Billionaire investor Carl C. Icahn has notified Genzyme Corp that he will nominate four candidates -- including himself -- for seats on its board, placing the Cambridge biotechnology company in the crosshairs of one of the nation's most feared corporate raiders.
The move, disclosed by the company today, increases the pressure on Genzyme as it labors to regain its footing after a series of costly setbacks last year. They included the discovery of a virus that forced a temporary shutdown of the Allston Landing plant where it makes two of its best-selling drugs for rare genetic disorders.
Icahn won two seats on the board of Genzyme's Kendall Square neighbor Biogen Idec Inc. last June, and pushed successfully for the resignation of its chief executive, James C. Mullen. Icahn has been slowly accumulating shares of Genzyme as they fell more than 20 percent over the past year. He boosted his stake in Genzyme to 4.8 million shares, just under 2 percent of the company, during the fourth quarter of 2009, according to a recent regulatory filing.
Genzyme responded to Icahn's move yesterday by issuing a statement pointing to a number of steps it has taken to shore up its business and put its production problems behind it, including senior management and board changes. "Our actions demonstrate that we are open and responsive to shareholder input, and we welcome a constructive dialogue with Mr. Icahn," Henri Termeer, the chief executive of Genzyme, said in the statement.
Termeer was not available for comment yesterday, while Icahn and his associates did not return calls to his New York office.
In an interview last month, Termeer was asked about Icahn's purchases of Genzyme stock. "Carl is in it for the investment," he said. "Our stock has been trading down. He made an investment, like a lot of other people. He will get a good return on it... His most important thing is not to create real disruption, it's to create a return. And if he studies it, he will find the best way to create real return is to let us recover."
Since the 1970s, when he first rose to prominence as a corporate raider, Icahn has been known for purchasing large or controlling interests in companies ranging from RJR Nabisco to Trans World Airlines to, more recently, New York biotechnology company ImClone Systems. He then has often used his clout to replace top management and break up or sell the companies, typically for a substantial profit. Today, Jeffrey Buchalter, chief executive of Enzon Pharmaceuticals Inc. in Bridgewater, N.J., resigned after being pressured by Icahn to divest company assets.
Shares of Genzyme edged up 7 cents to $56.04 in Nasdaq composite trading today, a gain of 0.1 percent.
Even if all four of his hand-picked candidates are elected as Genzyme directors at the company's May 20 annual shareholders meeting, Icahn would control less than half of the nine-member board. All nine seats are up for re-election, and the company has yet to nominate its own slate of candidates. Icahn did not disclose his intentions yesterday, but the fact that he is seeking only four seats suggests he is not trying to take over the company this year.

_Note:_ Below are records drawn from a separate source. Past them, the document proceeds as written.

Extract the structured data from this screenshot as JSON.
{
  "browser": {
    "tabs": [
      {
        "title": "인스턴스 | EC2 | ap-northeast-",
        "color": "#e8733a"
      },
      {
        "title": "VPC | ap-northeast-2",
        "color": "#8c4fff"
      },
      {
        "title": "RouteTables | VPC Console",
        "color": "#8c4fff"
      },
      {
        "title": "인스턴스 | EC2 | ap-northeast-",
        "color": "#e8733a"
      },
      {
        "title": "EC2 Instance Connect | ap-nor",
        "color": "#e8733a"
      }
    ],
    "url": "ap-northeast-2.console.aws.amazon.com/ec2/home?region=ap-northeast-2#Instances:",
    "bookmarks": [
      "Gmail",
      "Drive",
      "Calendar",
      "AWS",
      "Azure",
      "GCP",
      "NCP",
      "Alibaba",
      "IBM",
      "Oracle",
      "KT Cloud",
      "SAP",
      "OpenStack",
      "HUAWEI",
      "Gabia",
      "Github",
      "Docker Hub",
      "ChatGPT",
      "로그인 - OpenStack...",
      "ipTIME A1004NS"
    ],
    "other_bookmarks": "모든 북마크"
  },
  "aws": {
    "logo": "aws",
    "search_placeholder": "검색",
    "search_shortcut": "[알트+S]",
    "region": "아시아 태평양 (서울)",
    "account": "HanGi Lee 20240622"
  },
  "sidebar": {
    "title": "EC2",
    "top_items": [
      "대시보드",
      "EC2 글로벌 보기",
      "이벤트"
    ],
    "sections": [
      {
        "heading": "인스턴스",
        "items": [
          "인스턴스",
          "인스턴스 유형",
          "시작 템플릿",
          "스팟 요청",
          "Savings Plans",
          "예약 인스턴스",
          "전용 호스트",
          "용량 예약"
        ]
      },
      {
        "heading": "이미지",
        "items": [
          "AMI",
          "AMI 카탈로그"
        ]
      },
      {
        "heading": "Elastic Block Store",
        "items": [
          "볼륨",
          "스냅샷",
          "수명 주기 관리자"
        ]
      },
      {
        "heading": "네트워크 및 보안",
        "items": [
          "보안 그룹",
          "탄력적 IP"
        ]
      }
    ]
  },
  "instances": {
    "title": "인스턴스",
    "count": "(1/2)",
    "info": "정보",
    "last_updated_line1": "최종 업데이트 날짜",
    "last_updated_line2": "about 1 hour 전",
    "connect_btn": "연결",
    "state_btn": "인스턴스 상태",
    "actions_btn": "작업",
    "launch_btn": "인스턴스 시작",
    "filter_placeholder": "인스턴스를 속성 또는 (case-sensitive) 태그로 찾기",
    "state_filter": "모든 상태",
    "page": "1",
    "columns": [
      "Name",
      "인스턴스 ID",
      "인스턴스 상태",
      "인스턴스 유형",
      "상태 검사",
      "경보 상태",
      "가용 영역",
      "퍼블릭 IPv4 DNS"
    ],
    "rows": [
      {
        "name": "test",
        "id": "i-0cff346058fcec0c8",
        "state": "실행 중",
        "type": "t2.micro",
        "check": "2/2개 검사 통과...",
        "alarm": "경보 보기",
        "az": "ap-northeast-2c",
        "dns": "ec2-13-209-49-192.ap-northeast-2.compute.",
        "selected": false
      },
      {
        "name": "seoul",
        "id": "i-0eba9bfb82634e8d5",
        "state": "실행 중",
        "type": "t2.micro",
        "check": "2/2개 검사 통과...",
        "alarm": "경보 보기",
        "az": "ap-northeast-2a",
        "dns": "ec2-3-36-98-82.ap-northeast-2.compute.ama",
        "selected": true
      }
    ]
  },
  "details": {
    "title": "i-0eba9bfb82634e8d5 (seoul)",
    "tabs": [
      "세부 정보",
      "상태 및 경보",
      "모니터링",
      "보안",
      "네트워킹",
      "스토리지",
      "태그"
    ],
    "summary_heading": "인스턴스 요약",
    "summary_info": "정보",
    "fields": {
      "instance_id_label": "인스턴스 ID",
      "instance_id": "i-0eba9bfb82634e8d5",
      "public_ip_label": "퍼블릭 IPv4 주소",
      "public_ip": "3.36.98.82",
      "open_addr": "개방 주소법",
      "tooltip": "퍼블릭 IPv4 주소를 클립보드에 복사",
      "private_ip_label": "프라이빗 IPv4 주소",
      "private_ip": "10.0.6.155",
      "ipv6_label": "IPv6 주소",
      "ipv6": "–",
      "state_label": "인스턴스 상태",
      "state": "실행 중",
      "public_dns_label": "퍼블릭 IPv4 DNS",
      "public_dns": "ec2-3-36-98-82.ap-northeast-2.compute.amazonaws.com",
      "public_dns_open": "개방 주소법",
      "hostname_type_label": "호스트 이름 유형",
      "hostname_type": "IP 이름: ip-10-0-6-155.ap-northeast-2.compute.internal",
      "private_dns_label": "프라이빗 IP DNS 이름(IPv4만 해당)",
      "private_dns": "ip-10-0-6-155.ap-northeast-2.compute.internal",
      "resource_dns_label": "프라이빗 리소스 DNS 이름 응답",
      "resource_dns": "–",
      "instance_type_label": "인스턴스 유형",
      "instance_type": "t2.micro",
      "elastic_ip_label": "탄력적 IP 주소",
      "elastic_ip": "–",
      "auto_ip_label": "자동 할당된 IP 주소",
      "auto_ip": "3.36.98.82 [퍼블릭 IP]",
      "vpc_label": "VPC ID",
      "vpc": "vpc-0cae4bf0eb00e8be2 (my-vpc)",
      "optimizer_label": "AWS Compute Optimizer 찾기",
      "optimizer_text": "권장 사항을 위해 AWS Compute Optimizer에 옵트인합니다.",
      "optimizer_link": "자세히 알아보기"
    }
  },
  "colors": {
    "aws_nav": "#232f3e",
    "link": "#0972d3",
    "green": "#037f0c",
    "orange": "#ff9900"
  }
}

"Carl Icahn is in the business of trying to get a return on his investment," said John L. Sullivan, director of research for health care investment bank Leerink Swann in Boston. "He probably has decent business advice for most CEOs, but that doesn't mean he deserves four seats on the Genzyme board. Genzyme's problems in the manufacturing area are well known, but it's taking steps to improve its operations."
To read some recent Globe coverage of Genzyme and Icahn, please click here. Icahn is shown in an Associated Press photo.